Task objective:
Would you repeat each line below precisely as it stands?

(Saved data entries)
--------------------
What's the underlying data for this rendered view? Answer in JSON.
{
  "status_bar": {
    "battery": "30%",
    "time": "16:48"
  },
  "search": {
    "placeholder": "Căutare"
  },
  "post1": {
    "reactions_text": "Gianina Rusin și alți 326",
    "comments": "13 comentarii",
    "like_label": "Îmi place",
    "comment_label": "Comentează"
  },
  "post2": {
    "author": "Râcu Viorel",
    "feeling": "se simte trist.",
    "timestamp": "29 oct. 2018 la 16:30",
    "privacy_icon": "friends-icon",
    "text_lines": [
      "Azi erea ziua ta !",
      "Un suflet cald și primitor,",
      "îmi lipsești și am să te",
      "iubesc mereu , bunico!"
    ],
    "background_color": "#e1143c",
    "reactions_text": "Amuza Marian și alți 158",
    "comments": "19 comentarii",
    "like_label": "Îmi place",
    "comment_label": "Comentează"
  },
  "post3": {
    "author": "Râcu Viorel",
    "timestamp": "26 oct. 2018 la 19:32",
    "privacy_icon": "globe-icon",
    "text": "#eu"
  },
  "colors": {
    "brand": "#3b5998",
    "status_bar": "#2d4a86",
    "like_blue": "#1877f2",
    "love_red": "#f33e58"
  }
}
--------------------
Response:
What's the underlying data for this rendered view? Answer in JSON.
{
  "status_bar": {
    "battery": "30%",
    "time": "16:48"
  },
  "search": {
    "placeholder": "Căutare"
  },
  "post1": {
    "reactions_text": "Gianina Rusin și alți 326",
    "comments": "13 comentarii",
    "like_label": "Îmi place",
    "comment_label": "Comentează"
  },
  "post2": {
    "author": "Râcu Viorel",
    "feeling": "se simte trist.",
    "timestamp": "29 oct. 2018 la 16:30",
    "privacy_icon": "friends-icon",
    "text_lines": [
      "Azi erea ziua ta !",
      "Un suflet cald și primitor,",
      "îmi lipsești și am să te",
      "iubesc mereu , bunico!"
    ],
    "background_color": "#e1143c",
    "reactions_text": "Amuza Marian și alți 158",
    "comments": "19 comentarii",
    "like_label": "Îmi place",
    "comment_label": "Comentează"
  },
  "post3": {
    "author": "Râcu Viorel",
    "timestamp": "26 oct. 2018 la 19:32",
    "privacy_icon": "globe-icon",
    "text": "#eu"
  },
  "colors": {
    "brand": "#3b5998",
    "status_bar": "#2d4a86",
    "like_blue": "#1877f2",
    "love_red": "#f33e58"
  }
}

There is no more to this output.